Impressions and Conclusion
The Alliance Alive features a pressing and daring narrative, but it doesn’t shepherd you from one set piece to the next- not without fair warning, that is. There are points of no return, but you’ll rarely be locked out of exploration. There are plenty of Water Devil dens- deathly challenging pits of miniboss battles- to explore, and a number of NPCs to recruit to your cause in order to bolster the ranks of your guilds. Coupled with a New Game+ that allows the player to carry over character builds, this roughly forty-hour RPG has a definite amount of heft.
The game mitigates the tedium of grinding by speeding up combat animations up to either two or four times, and the proper guild investments can result in large amount of talent point acquisition for some truly impressive builds. In terms of remastered editions, the game now features a minimap function on its screen, which usually centers action on the player avatar and never overlaps with this feature, and a number of quick-select options are displayed on the lower left of the screen for easy access. Additionally, the in-game guide is a much more transparent article that can be accessed at multiple points, with the game actively encouraging this. Because of its dissimilarity with a number of other RPGs, taking a quick browse through these helpful options can be beneficial to newcomers. Though there’s no fresh new content that remixes that of the original 3DS release, the game doesn’t really need it all that much, offering more than enough for its price of entry.
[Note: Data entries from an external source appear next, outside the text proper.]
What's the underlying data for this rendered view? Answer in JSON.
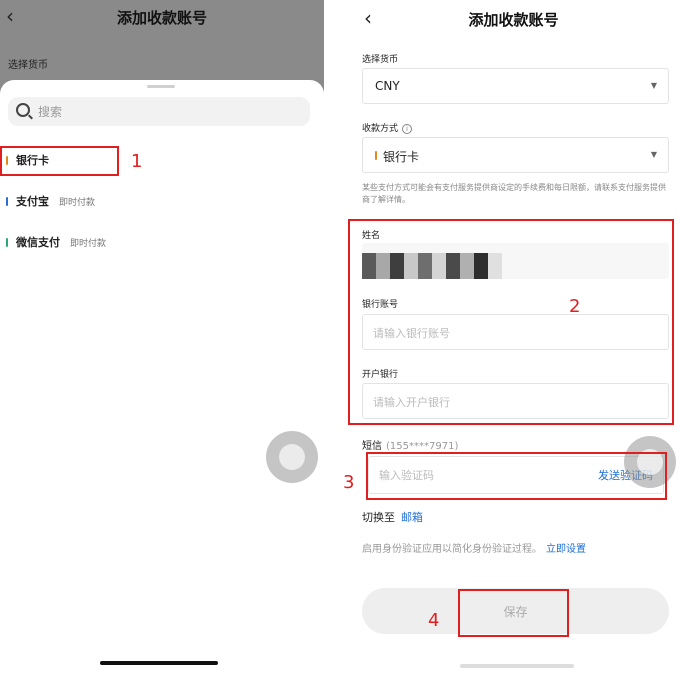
{
  "left": {
    "title": "添加收款账号",
    "back": "‹",
    "currency_label": "选择货币",
    "search_placeholder": "搜索",
    "methods": [
      {
        "name": "银行卡",
        "note": "",
        "color": "#e08a1e"
      },
      {
        "name": "支付宝",
        "note": "即时付款",
        "color": "#2b6fd6"
      },
      {
        "name": "微信支付",
        "note": "即时付款",
        "color": "#2aa876"
      }
    ]
  },
  "right": {
    "title": "添加收款账号",
    "back": "‹",
    "currency_label": "选择货币",
    "currency_value": "CNY",
    "method_label": "收款方式",
    "method_value": "银行卡",
    "note": "某些支付方式可能会有支付服务提供商设定的手续费和每日限额，请联系支付服务提供商了解详情。",
    "name_label": "姓名",
    "account_label": "银行账号",
    "account_placeholder": "请输入银行账号",
    "bank_label": "开户银行",
    "bank_placeholder": "请输入开户银行",
    "sms_label": "短信",
    "sms_phone": "(155****7971)",
    "code_placeholder": "输入验证码",
    "send_code": "发送验证码",
    "switch_label": "切换至",
    "switch_link": "邮箱",
    "identity_text": "启用身份验证应用以简化身份验证过程。",
    "identity_link": "立即设置",
    "save_label": "保存"
  },
  "annotations": [
    "1",
    "2",
    "3",
    "4"
  ]
}
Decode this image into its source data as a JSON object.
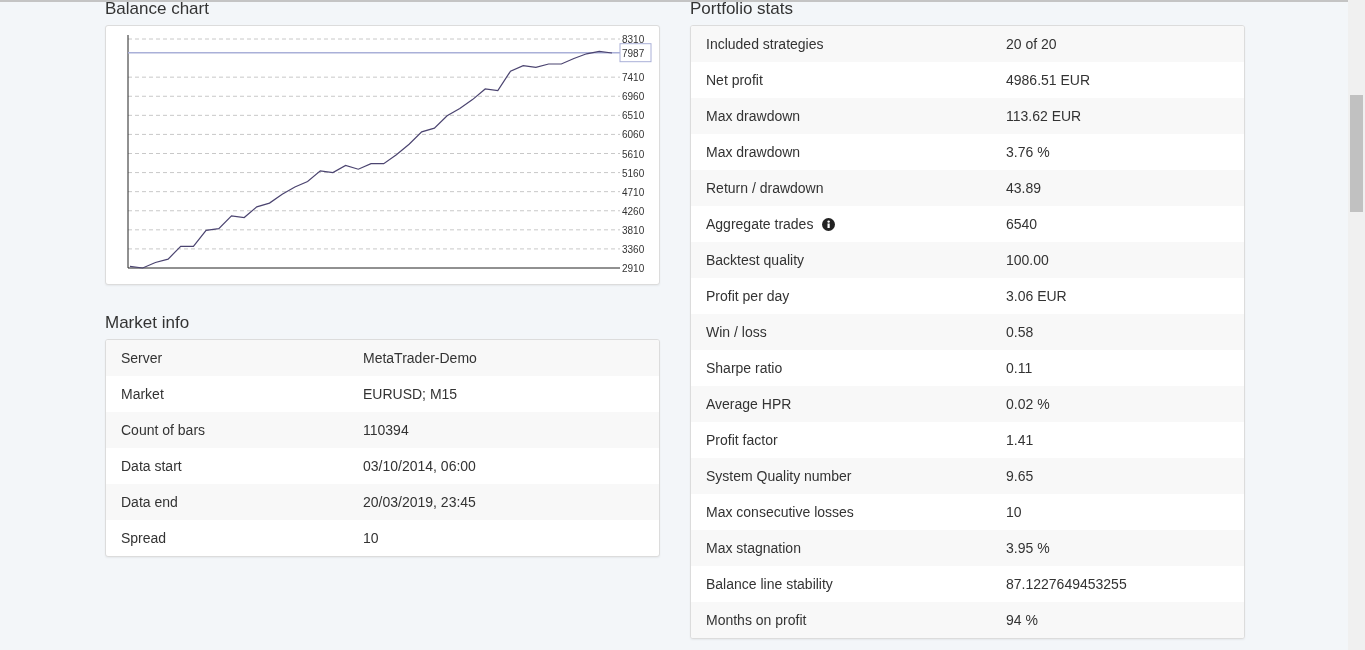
{
  "balance_chart": {
    "title": "Balance chart",
    "chart_data": {
      "type": "line",
      "grid": true,
      "ylim": [
        2910,
        8310
      ],
      "yticks": [
        2910,
        3360,
        3810,
        4260,
        4710,
        5160,
        5610,
        6060,
        6510,
        6960,
        7410,
        8310
      ],
      "series": [
        {
          "color": "#4b4470",
          "values": [
            2950,
            2910,
            3040,
            3120,
            3420,
            3420,
            3800,
            3840,
            4140,
            4100,
            4350,
            4440,
            4650,
            4820,
            4950,
            5200,
            5160,
            5330,
            5240,
            5370,
            5370,
            5580,
            5830,
            6120,
            6210,
            6500,
            6670,
            6880,
            7130,
            7090,
            7550,
            7680,
            7640,
            7720,
            7720,
            7850,
            7960,
            8020,
            7980
          ]
        }
      ],
      "ref_lines": [
        {
          "axis": "y",
          "value": 7987,
          "label": "7987",
          "color": "#aab0d8"
        }
      ]
    }
  },
  "market_info": {
    "title": "Market info",
    "rows": [
      {
        "label": "Server",
        "value": "MetaTrader-Demo"
      },
      {
        "label": "Market",
        "value": "EURUSD; M15"
      },
      {
        "label": "Count of bars",
        "value": "110394"
      },
      {
        "label": "Data start",
        "value": "03/10/2014, 06:00"
      },
      {
        "label": "Data end",
        "value": "20/03/2019, 23:45"
      },
      {
        "label": "Spread",
        "value": "10"
      }
    ]
  },
  "portfolio_stats": {
    "title": "Portfolio stats",
    "rows": [
      {
        "label": "Included strategies",
        "value": "20 of 20"
      },
      {
        "label": "Net profit",
        "value": "4986.51 EUR"
      },
      {
        "label": "Max drawdown",
        "value": "113.62 EUR"
      },
      {
        "label": "Max drawdown",
        "value": "3.76 %"
      },
      {
        "label": "Return / drawdown",
        "value": "43.89"
      },
      {
        "label": "Aggregate trades",
        "value": "6540",
        "info": true
      },
      {
        "label": "Backtest quality",
        "value": "100.00"
      },
      {
        "label": "Profit per day",
        "value": "3.06 EUR"
      },
      {
        "label": "Win / loss",
        "value": "0.58"
      },
      {
        "label": "Sharpe ratio",
        "value": "0.11"
      },
      {
        "label": "Average HPR",
        "value": "0.02 %"
      },
      {
        "label": "Profit factor",
        "value": "1.41"
      },
      {
        "label": "System Quality number",
        "value": "9.65"
      },
      {
        "label": "Max consecutive losses",
        "value": "10"
      },
      {
        "label": "Max stagnation",
        "value": "3.95 %"
      },
      {
        "label": "Balance line stability",
        "value": "87.1227649453255"
      },
      {
        "label": "Months on profit",
        "value": "94 %"
      }
    ]
  }
}
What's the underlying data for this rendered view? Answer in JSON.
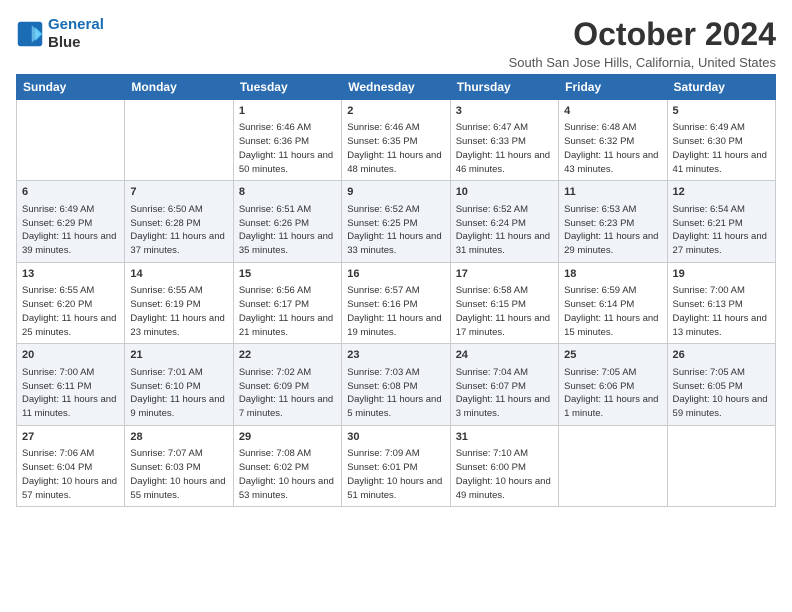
{
  "logo": {
    "line1": "General",
    "line2": "Blue"
  },
  "title": "October 2024",
  "location": "South San Jose Hills, California, United States",
  "days_of_week": [
    "Sunday",
    "Monday",
    "Tuesday",
    "Wednesday",
    "Thursday",
    "Friday",
    "Saturday"
  ],
  "weeks": [
    [
      {
        "day": "",
        "sunrise": "",
        "sunset": "",
        "daylight": ""
      },
      {
        "day": "",
        "sunrise": "",
        "sunset": "",
        "daylight": ""
      },
      {
        "day": "1",
        "sunrise": "Sunrise: 6:46 AM",
        "sunset": "Sunset: 6:36 PM",
        "daylight": "Daylight: 11 hours and 50 minutes."
      },
      {
        "day": "2",
        "sunrise": "Sunrise: 6:46 AM",
        "sunset": "Sunset: 6:35 PM",
        "daylight": "Daylight: 11 hours and 48 minutes."
      },
      {
        "day": "3",
        "sunrise": "Sunrise: 6:47 AM",
        "sunset": "Sunset: 6:33 PM",
        "daylight": "Daylight: 11 hours and 46 minutes."
      },
      {
        "day": "4",
        "sunrise": "Sunrise: 6:48 AM",
        "sunset": "Sunset: 6:32 PM",
        "daylight": "Daylight: 11 hours and 43 minutes."
      },
      {
        "day": "5",
        "sunrise": "Sunrise: 6:49 AM",
        "sunset": "Sunset: 6:30 PM",
        "daylight": "Daylight: 11 hours and 41 minutes."
      }
    ],
    [
      {
        "day": "6",
        "sunrise": "Sunrise: 6:49 AM",
        "sunset": "Sunset: 6:29 PM",
        "daylight": "Daylight: 11 hours and 39 minutes."
      },
      {
        "day": "7",
        "sunrise": "Sunrise: 6:50 AM",
        "sunset": "Sunset: 6:28 PM",
        "daylight": "Daylight: 11 hours and 37 minutes."
      },
      {
        "day": "8",
        "sunrise": "Sunrise: 6:51 AM",
        "sunset": "Sunset: 6:26 PM",
        "daylight": "Daylight: 11 hours and 35 minutes."
      },
      {
        "day": "9",
        "sunrise": "Sunrise: 6:52 AM",
        "sunset": "Sunset: 6:25 PM",
        "daylight": "Daylight: 11 hours and 33 minutes."
      },
      {
        "day": "10",
        "sunrise": "Sunrise: 6:52 AM",
        "sunset": "Sunset: 6:24 PM",
        "daylight": "Daylight: 11 hours and 31 minutes."
      },
      {
        "day": "11",
        "sunrise": "Sunrise: 6:53 AM",
        "sunset": "Sunset: 6:23 PM",
        "daylight": "Daylight: 11 hours and 29 minutes."
      },
      {
        "day": "12",
        "sunrise": "Sunrise: 6:54 AM",
        "sunset": "Sunset: 6:21 PM",
        "daylight": "Daylight: 11 hours and 27 minutes."
      }
    ],
    [
      {
        "day": "13",
        "sunrise": "Sunrise: 6:55 AM",
        "sunset": "Sunset: 6:20 PM",
        "daylight": "Daylight: 11 hours and 25 minutes."
      },
      {
        "day": "14",
        "sunrise": "Sunrise: 6:55 AM",
        "sunset": "Sunset: 6:19 PM",
        "daylight": "Daylight: 11 hours and 23 minutes."
      },
      {
        "day": "15",
        "sunrise": "Sunrise: 6:56 AM",
        "sunset": "Sunset: 6:17 PM",
        "daylight": "Daylight: 11 hours and 21 minutes."
      },
      {
        "day": "16",
        "sunrise": "Sunrise: 6:57 AM",
        "sunset": "Sunset: 6:16 PM",
        "daylight": "Daylight: 11 hours and 19 minutes."
      },
      {
        "day": "17",
        "sunrise": "Sunrise: 6:58 AM",
        "sunset": "Sunset: 6:15 PM",
        "daylight": "Daylight: 11 hours and 17 minutes."
      },
      {
        "day": "18",
        "sunrise": "Sunrise: 6:59 AM",
        "sunset": "Sunset: 6:14 PM",
        "daylight": "Daylight: 11 hours and 15 minutes."
      },
      {
        "day": "19",
        "sunrise": "Sunrise: 7:00 AM",
        "sunset": "Sunset: 6:13 PM",
        "daylight": "Daylight: 11 hours and 13 minutes."
      }
    ],
    [
      {
        "day": "20",
        "sunrise": "Sunrise: 7:00 AM",
        "sunset": "Sunset: 6:11 PM",
        "daylight": "Daylight: 11 hours and 11 minutes."
      },
      {
        "day": "21",
        "sunrise": "Sunrise: 7:01 AM",
        "sunset": "Sunset: 6:10 PM",
        "daylight": "Daylight: 11 hours and 9 minutes."
      },
      {
        "day": "22",
        "sunrise": "Sunrise: 7:02 AM",
        "sunset": "Sunset: 6:09 PM",
        "daylight": "Daylight: 11 hours and 7 minutes."
      },
      {
        "day": "23",
        "sunrise": "Sunrise: 7:03 AM",
        "sunset": "Sunset: 6:08 PM",
        "daylight": "Daylight: 11 hours and 5 minutes."
      },
      {
        "day": "24",
        "sunrise": "Sunrise: 7:04 AM",
        "sunset": "Sunset: 6:07 PM",
        "daylight": "Daylight: 11 hours and 3 minutes."
      },
      {
        "day": "25",
        "sunrise": "Sunrise: 7:05 AM",
        "sunset": "Sunset: 6:06 PM",
        "daylight": "Daylight: 11 hours and 1 minute."
      },
      {
        "day": "26",
        "sunrise": "Sunrise: 7:05 AM",
        "sunset": "Sunset: 6:05 PM",
        "daylight": "Daylight: 10 hours and 59 minutes."
      }
    ],
    [
      {
        "day": "27",
        "sunrise": "Sunrise: 7:06 AM",
        "sunset": "Sunset: 6:04 PM",
        "daylight": "Daylight: 10 hours and 57 minutes."
      },
      {
        "day": "28",
        "sunrise": "Sunrise: 7:07 AM",
        "sunset": "Sunset: 6:03 PM",
        "daylight": "Daylight: 10 hours and 55 minutes."
      },
      {
        "day": "29",
        "sunrise": "Sunrise: 7:08 AM",
        "sunset": "Sunset: 6:02 PM",
        "daylight": "Daylight: 10 hours and 53 minutes."
      },
      {
        "day": "30",
        "sunrise": "Sunrise: 7:09 AM",
        "sunset": "Sunset: 6:01 PM",
        "daylight": "Daylight: 10 hours and 51 minutes."
      },
      {
        "day": "31",
        "sunrise": "Sunrise: 7:10 AM",
        "sunset": "Sunset: 6:00 PM",
        "daylight": "Daylight: 10 hours and 49 minutes."
      },
      {
        "day": "",
        "sunrise": "",
        "sunset": "",
        "daylight": ""
      },
      {
        "day": "",
        "sunrise": "",
        "sunset": "",
        "daylight": ""
      }
    ]
  ]
}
At this point in time, The Alliance Alive HD Remastered isn’t just releasing on a system rife with RPG options, it’s also hitting the eShop in between titanic bookends like Dragon Quest XI S and Pokemon Sword and Shield. What this game does have going for it, however, is the genuine feeling of polish and charm, managing to pull off the old Tokyo RPG Factory mission of feeling like a title based upon classics with enough new to justify its existence. It is different enough from almost anything else you’ll see on the system (save for the SaGa remasters and eventual localizations), and boasts a slightly reduced price point in comparison with its contemporaries. Still, this game very much feels like a straight port of a 3DS title, with little truly new to offer, meaning those who played the original should only double-dip if it ended up being a favorite. That’s not hard to imagine, however, as The Alliance Alive certainly deserves to release in a year of RPG powerhouses, offering a delightfully deep and immensely enjoyable experience.